Thursday, September 20, 2012

Robust Variance Estimate

When the variance-covariance structure of a model is mis-specified, it needs adjusting.  Mis-specification may follow from a clustering of observations, over- or under-dispersion of the variance in relation to the model-specified variation, the data don't come from a simple random sample, or the distribution of $(x_i, \epsilon_i)$ is not independent and identically distributed (i.i.d.) (Lachin 2000, Stata 11 Reference Manual).  In this situation, a robust estimate of the variance must be obtained.  I'm not sure if this variance estimate has an official undisputed name but its longest name is the Huber/White/Sandwich estimate although in the interest of brevity, I'll use robust variance estimate.

Under normal circumstances, $E(y_i) = Var(y_i)$, the maximum likelihood estimate (MLE) of $\beta$ is
$\sqrt{n}(\hat \beta_{ML} - \beta_0) \:\: \underrightarrow{d} \:\: N(0, I(B_0)^{-1})$,  
where  $I(B_0)$ is the Fisher Information Matrix equal to minus the expected value of the Hessian matrix:
$I(B_0) = -E\Bigl[\frac{\partial^2 \ell(\beta; y_i, x_i)}{\partial \beta \partial \beta'}\Bigr]_\beta $
Per the previous post, the Hessian is the second derivative of the log likelihood with respect to $\beta$:
$ \frac{\partial^2 \ell(\beta; y_i, x_i)}{\partial \beta \partial \beta'} = -\sum_{k=1}^N exp(x'_i \beta)x_i x'_i $  
which is then negated and inverted per the properties of the MLE and Fisher Information
$ I(B_0) = -E[H(B_0)] \: \rightarrow \: Var(\hat \beta) = [n I(\beta_0)]^{-1} = n^{-1} E[exp(x' \beta_0)xx']^{-1} $

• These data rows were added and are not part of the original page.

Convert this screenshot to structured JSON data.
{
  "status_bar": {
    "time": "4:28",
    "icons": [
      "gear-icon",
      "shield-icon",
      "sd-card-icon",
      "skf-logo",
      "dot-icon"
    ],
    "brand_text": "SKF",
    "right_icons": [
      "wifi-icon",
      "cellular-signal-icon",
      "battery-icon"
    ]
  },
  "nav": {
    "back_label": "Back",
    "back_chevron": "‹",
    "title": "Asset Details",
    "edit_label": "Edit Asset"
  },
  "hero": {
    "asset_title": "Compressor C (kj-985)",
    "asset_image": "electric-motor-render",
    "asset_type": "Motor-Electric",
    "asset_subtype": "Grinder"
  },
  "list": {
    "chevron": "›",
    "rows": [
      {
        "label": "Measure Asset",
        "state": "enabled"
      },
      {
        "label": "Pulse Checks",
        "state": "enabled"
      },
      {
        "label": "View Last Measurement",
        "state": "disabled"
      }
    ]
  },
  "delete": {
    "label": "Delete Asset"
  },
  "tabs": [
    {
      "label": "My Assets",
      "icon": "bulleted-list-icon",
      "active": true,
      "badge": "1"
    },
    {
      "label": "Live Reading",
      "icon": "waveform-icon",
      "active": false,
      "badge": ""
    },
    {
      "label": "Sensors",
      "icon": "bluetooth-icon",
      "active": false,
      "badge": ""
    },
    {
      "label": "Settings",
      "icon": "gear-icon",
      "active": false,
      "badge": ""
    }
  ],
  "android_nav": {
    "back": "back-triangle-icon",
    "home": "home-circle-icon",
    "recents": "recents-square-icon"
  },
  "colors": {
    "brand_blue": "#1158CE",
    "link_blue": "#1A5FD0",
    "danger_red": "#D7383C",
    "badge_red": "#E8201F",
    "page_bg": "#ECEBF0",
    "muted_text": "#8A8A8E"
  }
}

When the variance is not equal to the mean --- under- or over-dispersion is present --- then a pseudo-maximum likelihood (PML) estimate must be estimated.  The only difference between the PML variance matrix and normal ML variance matrix is that the empirical estimate of the observed information is sandwiched between the model-based variance of the estimates (Lachin 2000, Winklemann 2008).  Symbolically we can denote the asymptotic ML variance matrix as 
$ n^{-1} I^{-1} = n^{-1} E[exp(x' \beta_0)xx']^{-1} $ 
and the asymptotic PML variance matrix as 
$ n^{-1} I^{-1} J I^{-1} = n^{-1} E[exp(x' \beta_0) xx']^{-1} \: E[(y - exp(x'\beta_0))^2 xx'] \:  E[exp(x'\beta_0)xx']^{-1} $

The distribution of the Poisson PMLE (assuming a large but finite sample), then, is:
$ \hat \beta \; \sim \; N \: (\beta_0, \widehat{Var}(\hat \beta)) $ 
where $\widehat{Var}(\hat \beta)) = \Bigl[\sum_{i=1}^n x_i x'_i exp(x'_i \hat \beta)\Bigr]^{-1} \; \sum_{i=1}^n x_i x'_i \widehat{Var}(y_i \vert x_i) \; \Bigl[\sum_{i=1}^n x_i x'_i exp(x'_i \beta)\Bigr]^{-1} $
The estimation of $\widehat{Var}(y_i \vert x_i)$ follows from the outer product of the score formula, denoted thus:
$\widehat{Var}(y_i \vert x_i) = (y_i - exp(x'_i \hat \beta))^2 $ . 

The estimation of the Poisson variance matrix in this way then leads to consistent estimation of not only the parameter estimates but also the standard errors.  In the presence of, for example, over-dispersion, the variance (standard errors) would be underestimated resulting in an artificial inflation of the t-statistics, leading to spurious rejection of the null hypotheses.  Adjusting the variance, as in a robust Poisson regression, corrects this problem such that valid inferences are obtained (Winklemann 2008). 

No comments:

Post a Comment